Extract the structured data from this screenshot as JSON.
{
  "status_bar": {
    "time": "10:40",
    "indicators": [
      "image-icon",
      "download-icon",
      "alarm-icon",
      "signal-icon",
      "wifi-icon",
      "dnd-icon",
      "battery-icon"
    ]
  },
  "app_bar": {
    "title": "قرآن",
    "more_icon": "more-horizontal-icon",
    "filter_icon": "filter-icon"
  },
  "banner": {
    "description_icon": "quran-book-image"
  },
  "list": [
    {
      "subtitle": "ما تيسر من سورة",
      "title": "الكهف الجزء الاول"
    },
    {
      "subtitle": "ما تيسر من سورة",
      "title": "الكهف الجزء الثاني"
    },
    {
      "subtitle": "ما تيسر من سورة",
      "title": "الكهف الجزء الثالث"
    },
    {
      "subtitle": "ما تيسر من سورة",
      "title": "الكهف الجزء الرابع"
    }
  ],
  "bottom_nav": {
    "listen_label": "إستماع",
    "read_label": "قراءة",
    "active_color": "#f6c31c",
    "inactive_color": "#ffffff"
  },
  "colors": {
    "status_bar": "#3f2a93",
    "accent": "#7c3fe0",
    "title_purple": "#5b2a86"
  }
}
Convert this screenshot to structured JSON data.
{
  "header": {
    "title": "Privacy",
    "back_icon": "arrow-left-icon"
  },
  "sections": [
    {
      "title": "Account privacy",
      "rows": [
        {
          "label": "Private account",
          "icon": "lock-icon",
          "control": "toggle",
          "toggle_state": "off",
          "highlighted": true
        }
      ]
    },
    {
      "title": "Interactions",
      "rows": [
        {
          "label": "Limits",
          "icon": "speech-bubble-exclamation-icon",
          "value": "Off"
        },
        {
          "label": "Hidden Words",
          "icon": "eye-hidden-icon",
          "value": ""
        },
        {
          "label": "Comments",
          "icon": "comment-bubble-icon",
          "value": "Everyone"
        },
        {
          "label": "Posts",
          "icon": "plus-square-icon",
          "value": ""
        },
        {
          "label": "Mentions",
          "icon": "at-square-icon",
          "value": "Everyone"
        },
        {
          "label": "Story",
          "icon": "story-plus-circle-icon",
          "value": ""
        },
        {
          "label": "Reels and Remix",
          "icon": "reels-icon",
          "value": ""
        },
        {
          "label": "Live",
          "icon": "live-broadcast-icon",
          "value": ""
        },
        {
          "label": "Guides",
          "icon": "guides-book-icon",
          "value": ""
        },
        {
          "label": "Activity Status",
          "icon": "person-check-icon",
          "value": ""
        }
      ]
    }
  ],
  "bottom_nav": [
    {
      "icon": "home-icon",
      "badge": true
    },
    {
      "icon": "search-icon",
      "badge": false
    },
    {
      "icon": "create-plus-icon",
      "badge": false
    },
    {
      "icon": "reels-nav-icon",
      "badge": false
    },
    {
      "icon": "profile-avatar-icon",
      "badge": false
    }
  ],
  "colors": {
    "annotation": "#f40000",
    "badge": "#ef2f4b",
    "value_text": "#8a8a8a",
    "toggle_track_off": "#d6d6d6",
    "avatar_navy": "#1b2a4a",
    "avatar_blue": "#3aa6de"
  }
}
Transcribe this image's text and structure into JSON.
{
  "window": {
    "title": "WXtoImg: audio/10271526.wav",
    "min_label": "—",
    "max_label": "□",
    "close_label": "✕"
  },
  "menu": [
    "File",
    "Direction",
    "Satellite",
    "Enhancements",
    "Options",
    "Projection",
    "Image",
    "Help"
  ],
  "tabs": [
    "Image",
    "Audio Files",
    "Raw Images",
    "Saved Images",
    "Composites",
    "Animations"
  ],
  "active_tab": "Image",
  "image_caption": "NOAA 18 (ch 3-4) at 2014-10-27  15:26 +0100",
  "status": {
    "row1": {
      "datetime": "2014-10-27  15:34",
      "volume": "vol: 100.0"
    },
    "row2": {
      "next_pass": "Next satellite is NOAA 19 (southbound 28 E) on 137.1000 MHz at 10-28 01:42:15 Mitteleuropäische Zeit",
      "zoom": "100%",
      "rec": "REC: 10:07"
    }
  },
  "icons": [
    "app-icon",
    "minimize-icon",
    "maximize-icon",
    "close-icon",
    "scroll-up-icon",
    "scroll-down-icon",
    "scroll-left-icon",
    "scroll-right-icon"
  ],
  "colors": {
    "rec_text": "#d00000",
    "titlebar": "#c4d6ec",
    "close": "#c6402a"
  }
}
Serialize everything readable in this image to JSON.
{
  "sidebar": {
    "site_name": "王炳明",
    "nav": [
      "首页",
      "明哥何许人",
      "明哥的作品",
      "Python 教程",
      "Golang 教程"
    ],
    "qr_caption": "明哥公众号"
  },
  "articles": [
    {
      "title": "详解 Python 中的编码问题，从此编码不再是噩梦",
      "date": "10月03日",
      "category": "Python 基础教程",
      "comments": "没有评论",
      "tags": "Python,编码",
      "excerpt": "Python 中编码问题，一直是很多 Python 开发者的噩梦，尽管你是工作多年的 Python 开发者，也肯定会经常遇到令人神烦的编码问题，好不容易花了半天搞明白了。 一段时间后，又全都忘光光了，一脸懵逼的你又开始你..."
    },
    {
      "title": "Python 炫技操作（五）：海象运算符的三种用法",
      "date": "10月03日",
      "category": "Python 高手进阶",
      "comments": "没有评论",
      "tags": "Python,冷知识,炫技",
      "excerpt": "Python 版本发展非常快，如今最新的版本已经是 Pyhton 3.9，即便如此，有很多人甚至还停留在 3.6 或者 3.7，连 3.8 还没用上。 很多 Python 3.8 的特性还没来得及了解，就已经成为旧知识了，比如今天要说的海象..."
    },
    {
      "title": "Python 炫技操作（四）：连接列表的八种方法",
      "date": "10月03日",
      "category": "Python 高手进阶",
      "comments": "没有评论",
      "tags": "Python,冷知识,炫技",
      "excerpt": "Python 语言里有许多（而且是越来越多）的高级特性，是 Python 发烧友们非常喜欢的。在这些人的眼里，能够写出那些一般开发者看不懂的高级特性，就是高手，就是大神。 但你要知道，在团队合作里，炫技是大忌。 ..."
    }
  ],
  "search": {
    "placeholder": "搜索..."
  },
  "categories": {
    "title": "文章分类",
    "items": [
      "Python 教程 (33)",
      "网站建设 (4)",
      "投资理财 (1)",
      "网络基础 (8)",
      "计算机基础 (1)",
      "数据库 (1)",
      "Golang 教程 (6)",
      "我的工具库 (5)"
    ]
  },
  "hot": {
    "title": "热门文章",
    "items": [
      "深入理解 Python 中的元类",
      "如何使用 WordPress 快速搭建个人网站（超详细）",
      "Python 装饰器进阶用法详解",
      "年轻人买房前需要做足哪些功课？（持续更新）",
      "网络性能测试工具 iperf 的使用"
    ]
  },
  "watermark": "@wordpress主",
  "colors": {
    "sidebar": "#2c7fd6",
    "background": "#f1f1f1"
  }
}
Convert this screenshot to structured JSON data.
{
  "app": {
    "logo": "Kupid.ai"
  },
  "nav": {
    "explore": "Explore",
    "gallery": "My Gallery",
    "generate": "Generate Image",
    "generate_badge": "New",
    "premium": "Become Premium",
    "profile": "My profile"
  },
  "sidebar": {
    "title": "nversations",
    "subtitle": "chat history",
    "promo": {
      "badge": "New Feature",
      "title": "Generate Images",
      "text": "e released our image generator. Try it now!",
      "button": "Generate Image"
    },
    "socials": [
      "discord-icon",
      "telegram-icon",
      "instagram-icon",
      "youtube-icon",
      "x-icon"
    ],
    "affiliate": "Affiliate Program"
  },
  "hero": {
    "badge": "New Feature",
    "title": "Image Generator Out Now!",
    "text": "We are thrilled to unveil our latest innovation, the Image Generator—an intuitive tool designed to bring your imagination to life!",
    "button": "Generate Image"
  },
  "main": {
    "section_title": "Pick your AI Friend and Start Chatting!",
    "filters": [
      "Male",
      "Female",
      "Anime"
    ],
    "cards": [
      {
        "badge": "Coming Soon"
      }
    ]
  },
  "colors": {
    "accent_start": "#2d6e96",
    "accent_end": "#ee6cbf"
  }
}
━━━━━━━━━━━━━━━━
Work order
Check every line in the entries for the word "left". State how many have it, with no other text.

Task response
2